[Web page and app entries]:
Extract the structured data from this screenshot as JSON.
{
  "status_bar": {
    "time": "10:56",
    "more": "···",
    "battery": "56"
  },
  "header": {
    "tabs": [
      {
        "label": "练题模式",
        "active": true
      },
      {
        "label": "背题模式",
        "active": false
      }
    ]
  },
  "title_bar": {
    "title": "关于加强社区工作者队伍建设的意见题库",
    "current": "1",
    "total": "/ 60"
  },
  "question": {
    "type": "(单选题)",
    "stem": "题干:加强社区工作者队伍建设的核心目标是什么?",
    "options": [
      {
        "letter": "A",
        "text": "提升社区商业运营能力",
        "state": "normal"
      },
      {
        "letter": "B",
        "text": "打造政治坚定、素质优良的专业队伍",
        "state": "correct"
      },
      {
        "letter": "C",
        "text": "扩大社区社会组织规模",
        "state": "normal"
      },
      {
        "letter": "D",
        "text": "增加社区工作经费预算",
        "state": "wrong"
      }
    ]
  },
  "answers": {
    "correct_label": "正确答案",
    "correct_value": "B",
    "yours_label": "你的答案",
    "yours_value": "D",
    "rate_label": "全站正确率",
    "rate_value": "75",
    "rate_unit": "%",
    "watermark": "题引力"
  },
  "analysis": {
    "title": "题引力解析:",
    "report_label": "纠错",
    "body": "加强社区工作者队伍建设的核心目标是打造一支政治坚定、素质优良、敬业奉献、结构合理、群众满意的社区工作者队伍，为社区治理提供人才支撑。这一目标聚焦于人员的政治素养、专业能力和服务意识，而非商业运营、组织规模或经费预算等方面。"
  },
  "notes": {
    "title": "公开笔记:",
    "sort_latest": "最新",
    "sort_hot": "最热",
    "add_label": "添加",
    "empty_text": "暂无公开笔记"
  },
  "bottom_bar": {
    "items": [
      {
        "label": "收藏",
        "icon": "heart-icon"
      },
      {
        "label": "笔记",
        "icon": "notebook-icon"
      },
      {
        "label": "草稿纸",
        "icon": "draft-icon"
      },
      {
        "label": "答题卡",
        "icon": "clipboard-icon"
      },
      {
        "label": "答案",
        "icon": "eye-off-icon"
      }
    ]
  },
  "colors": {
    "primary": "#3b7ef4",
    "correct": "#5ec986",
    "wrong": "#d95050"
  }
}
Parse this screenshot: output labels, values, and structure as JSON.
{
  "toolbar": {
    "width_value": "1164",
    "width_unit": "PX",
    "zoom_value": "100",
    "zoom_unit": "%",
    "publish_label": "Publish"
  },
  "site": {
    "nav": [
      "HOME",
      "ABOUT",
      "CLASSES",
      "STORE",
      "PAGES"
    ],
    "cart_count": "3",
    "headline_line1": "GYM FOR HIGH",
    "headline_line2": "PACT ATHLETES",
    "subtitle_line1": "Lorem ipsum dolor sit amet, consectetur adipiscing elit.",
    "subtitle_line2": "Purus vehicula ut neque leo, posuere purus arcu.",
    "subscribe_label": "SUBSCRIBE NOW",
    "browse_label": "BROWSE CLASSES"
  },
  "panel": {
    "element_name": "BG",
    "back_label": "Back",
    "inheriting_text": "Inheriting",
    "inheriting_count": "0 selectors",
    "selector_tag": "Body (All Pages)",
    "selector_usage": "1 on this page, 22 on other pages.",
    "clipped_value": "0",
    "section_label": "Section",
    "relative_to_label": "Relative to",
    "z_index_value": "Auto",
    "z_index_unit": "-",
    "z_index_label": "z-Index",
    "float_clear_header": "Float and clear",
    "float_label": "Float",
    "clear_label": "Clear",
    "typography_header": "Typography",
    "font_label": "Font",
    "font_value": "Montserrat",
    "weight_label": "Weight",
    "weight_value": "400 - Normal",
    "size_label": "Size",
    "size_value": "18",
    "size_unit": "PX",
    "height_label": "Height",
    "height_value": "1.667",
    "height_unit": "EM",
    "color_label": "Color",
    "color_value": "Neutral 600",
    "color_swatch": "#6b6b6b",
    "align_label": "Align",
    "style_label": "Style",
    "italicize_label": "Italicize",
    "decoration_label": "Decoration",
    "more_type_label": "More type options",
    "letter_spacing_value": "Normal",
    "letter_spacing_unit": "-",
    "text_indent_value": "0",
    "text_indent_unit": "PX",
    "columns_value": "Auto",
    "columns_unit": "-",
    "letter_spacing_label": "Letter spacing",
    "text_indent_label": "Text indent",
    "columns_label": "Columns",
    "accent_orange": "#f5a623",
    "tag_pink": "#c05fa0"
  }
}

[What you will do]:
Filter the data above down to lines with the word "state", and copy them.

[Solution for this exercise]:
        "state": "normal"
        "state": "correct"
        "state": "normal"
        "state": "wrong"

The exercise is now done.